State governments

53

46



The data reveal a persistent pattern in trust in the media according to formal education levels. Those with a high school education or less tend to have significantly greater trust in the mass media than do those with more formal education. Since 1997, on average, 61% of those with a high school education or less have said they had a great deal or fair amount of trust in the mass media, compared with 49% or less of all other educational groups.

With the exception of the 1999 poll, which was conducted shortly after the Senate tried President Bill Clinton on impeachment charges, the pattern has existed in each Gallup Poll since 1997. In the 2003 poll, the gap between those with a high school education or less and those with a postgraduate education was 26 percentage points.

Percentage of Americans With a Great Deal/Fair Amount of Trust in Mass
Media, by Education Level, 1997-2003

 

Date

Overall

High
school or less

Some
 college

College
grad

Postgrad

 

%

%

%

%

%

2003 Sep 8-10

54

66

51

42

40

 

 

 

 

 

 

2002 Sep 5-8

54

60

47

53

48

2001 Sep 7-10

53

61

49

53

41

2000 Jul 6-9

51

57

51

39

44

1999 Feb 4-8

55

56

55

51

52

1998 Dec 28-29

55

66

45

46

43

1997 May 30-Jun 1

53

63

48

47

42



This is not a general pattern of diminished trust by education level. There are essentially no differences by education in expressed trust of the legislative branch, the executive branch, and state and local governments. There are differences in trust in the judicial branch by education, but in the opposite direction -- with the more highly educated expressing greater levels of trust. 

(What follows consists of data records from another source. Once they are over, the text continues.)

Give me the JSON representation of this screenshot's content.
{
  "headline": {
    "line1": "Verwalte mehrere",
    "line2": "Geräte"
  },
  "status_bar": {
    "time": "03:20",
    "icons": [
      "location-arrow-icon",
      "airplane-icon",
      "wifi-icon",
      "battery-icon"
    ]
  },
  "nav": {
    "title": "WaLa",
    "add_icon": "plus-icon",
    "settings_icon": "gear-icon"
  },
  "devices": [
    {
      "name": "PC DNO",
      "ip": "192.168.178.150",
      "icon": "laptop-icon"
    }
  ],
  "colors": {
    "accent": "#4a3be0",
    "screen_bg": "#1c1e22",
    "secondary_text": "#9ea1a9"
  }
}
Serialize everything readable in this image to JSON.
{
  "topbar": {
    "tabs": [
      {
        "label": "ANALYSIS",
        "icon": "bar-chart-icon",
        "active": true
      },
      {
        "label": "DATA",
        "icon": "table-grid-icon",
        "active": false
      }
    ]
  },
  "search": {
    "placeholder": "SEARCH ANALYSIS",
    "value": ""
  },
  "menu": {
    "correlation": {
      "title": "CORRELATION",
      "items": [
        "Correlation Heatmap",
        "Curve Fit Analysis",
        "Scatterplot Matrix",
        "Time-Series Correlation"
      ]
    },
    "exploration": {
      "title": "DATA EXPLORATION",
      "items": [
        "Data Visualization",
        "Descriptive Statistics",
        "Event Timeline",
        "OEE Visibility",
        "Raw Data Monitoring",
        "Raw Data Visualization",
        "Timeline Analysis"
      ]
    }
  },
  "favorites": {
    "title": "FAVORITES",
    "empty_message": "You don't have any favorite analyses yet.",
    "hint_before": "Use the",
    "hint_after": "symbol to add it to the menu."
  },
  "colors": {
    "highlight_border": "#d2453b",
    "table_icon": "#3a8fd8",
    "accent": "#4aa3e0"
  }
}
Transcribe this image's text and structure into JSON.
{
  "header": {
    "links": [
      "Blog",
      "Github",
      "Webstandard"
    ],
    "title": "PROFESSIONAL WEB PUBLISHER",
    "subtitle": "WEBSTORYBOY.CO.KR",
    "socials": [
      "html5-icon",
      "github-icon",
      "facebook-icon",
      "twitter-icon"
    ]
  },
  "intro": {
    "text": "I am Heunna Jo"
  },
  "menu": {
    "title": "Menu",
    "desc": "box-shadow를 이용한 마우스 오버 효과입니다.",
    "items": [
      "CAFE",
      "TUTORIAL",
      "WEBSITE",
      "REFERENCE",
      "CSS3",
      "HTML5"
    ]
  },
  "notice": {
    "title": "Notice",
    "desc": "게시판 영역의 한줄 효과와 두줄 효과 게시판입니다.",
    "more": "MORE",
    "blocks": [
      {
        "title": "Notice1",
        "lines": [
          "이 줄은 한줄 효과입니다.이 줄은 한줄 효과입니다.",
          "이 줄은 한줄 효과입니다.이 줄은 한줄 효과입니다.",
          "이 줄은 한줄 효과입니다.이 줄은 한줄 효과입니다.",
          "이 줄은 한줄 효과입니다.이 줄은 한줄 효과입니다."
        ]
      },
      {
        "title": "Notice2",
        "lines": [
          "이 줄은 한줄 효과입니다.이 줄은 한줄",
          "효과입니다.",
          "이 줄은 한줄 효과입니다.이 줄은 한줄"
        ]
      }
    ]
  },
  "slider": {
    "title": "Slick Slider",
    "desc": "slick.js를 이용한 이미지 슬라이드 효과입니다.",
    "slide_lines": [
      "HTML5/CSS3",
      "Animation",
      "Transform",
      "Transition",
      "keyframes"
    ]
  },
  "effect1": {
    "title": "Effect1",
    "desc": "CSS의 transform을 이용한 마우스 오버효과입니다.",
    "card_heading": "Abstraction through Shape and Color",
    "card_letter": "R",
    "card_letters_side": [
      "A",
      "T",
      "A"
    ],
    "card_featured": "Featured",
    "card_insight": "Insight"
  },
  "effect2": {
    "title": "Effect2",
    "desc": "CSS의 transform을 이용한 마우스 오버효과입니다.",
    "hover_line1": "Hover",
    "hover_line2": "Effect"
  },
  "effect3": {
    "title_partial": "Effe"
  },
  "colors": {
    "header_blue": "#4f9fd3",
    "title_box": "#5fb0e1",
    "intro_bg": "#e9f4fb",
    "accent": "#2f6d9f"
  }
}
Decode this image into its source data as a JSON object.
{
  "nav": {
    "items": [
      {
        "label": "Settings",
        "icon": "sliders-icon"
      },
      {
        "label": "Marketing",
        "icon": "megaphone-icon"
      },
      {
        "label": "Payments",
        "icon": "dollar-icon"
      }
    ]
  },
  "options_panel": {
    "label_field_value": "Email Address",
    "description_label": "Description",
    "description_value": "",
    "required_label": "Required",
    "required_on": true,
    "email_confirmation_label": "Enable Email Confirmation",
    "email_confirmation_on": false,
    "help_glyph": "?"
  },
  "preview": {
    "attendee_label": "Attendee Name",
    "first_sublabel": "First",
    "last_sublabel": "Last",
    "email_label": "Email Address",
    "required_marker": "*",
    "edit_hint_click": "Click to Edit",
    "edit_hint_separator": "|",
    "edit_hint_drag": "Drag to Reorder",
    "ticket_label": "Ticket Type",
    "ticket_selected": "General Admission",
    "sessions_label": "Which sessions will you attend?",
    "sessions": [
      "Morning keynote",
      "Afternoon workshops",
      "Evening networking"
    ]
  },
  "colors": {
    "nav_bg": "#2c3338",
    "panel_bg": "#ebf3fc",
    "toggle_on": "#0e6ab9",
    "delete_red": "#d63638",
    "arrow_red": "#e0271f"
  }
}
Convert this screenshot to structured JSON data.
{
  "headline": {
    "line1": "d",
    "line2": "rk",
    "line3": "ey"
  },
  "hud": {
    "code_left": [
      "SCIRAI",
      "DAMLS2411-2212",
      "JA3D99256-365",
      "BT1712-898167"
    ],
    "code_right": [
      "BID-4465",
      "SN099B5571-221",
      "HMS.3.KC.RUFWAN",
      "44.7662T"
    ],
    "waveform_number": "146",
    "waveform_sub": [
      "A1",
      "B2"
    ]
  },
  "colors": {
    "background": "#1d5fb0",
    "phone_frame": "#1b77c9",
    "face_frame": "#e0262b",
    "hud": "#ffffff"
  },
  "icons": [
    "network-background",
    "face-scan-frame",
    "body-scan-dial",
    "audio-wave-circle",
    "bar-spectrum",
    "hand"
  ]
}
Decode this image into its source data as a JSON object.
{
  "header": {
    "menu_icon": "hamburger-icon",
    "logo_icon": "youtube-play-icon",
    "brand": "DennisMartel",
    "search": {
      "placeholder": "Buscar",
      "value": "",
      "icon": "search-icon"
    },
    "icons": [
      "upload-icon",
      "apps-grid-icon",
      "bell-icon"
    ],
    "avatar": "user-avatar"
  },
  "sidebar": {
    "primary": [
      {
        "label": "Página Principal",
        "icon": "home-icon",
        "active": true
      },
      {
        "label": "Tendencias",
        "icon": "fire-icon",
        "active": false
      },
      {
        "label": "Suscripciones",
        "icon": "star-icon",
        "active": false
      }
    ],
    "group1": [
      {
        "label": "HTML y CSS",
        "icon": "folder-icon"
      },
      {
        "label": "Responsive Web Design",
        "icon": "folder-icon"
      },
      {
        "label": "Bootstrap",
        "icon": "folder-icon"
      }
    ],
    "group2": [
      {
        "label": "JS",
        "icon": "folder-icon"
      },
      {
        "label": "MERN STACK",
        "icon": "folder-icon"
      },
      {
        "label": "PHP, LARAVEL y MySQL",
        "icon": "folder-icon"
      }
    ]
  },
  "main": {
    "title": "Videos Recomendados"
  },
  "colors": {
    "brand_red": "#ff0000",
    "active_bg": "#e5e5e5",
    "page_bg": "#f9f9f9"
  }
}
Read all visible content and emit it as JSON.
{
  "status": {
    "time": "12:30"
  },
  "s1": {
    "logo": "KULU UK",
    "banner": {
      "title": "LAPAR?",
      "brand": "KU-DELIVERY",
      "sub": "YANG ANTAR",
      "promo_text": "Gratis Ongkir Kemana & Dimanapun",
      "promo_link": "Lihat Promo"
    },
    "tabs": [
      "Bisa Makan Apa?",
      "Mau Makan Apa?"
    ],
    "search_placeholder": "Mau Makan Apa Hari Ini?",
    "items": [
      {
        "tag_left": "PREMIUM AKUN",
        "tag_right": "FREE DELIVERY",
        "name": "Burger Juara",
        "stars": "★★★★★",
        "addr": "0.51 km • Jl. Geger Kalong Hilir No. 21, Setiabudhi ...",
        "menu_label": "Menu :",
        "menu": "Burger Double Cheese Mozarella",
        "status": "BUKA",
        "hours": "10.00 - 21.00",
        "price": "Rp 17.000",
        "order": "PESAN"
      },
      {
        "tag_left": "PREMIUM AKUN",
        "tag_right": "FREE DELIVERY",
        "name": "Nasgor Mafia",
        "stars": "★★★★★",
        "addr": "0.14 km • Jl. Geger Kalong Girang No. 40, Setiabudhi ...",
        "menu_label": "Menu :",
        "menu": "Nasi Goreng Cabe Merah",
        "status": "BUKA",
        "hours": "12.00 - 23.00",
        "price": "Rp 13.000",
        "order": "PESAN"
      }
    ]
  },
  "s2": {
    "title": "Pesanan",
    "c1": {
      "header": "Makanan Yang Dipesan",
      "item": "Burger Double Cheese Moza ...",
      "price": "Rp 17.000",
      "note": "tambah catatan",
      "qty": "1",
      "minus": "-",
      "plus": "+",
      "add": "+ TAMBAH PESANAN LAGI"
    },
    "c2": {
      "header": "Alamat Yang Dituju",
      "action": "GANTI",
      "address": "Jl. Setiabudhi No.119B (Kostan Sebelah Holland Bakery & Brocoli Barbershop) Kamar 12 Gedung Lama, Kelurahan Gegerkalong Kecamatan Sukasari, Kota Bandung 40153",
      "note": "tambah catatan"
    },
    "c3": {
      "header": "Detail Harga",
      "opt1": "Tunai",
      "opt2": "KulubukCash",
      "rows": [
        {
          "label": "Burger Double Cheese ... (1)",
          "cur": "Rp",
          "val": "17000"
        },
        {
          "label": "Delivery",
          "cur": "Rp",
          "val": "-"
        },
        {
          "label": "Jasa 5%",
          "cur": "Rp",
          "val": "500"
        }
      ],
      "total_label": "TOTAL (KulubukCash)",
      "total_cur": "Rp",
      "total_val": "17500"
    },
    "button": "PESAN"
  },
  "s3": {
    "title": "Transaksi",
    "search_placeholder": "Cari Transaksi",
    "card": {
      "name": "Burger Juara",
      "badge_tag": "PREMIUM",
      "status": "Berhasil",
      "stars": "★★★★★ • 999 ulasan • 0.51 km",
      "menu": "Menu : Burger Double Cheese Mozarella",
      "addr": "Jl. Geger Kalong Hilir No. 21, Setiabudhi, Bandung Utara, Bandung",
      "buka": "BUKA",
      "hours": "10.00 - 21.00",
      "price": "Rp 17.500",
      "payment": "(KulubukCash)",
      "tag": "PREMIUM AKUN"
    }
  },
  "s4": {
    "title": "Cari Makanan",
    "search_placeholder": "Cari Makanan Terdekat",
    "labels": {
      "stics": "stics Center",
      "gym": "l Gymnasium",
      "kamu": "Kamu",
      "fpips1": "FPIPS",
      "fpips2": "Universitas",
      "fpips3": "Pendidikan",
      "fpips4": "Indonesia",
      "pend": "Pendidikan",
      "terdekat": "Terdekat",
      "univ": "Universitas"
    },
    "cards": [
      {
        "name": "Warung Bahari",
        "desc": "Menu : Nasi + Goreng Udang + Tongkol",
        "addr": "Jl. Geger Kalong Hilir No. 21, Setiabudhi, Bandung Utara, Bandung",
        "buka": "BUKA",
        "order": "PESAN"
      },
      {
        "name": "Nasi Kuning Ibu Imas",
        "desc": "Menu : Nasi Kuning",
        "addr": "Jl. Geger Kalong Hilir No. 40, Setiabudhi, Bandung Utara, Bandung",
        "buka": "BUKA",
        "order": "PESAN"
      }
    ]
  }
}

Percentage of Americans With a Great Deal/Fair Amount of Trust in Actors in U.S. Political Process, September 2003 Gallup Poll

Institution

Overall

High
school or less

Some
 college

College
grad

Postgrad

 

%

%

%

%

%

Executive branch

60

58

65

59

56

Legislative branch

63

63

66

59

59

Judicial branch

67

57

75

73

70

State governments

53

54

53

55

49

Local governments

68

65

68

69

72

Politicians

59

61

59

50

58

American people

76

77

80

66

74



One possible explanation for the differences is that those who take college courses are exposed to a broad range of perspectives and information, and are often required to evaluate competing perspectives, arguments, or theories in a critical manner. This may help to develop a certain amount of skepticism about what they see, hear, or read in the news. This is especially likely given that the differences are mostly confined to those without any college education. 

While there are definite partisan differences in media trust -- Democrats are more likely to express trust than Republicans -- the fact that postgraduates (a group that has increasingly become Democratic in its politics) are as low in trust as the more Republican groups of four-year college graduates and those with some college education, suggests that the differences are not solely due to partisanship. 

Bottom Line

Of all the major actors in the United States political process, Americans have the least amount of trust in the mass media. Those with more formal education have consistently been less trusting in the media than those with a high school education or less. Perhaps the increasing proportion of Americans with college educations is one of several explanations (along with increasingly partisan views of the media, and an increasing media presence in American life, for example) that helps explain the decline in media trust compared with the 1970s. 

*Results are based on telephone interviews with 1,025 national adults, aged 18 and older, conducted Sept. 8-10, 2003. For results based on the total sample of national adults, one can say with 95% confidence that the margin of sampling error is ±3 percentage points.

Get Articles in Related Topics:


Gallup http://www.gallup.com/poll/11428/Americans-Trust-Mass-Media.aspx
Gallup World Headquarters, 901 F Street, Washington, D.C., 20001, U.S.A
+1 202.715.3030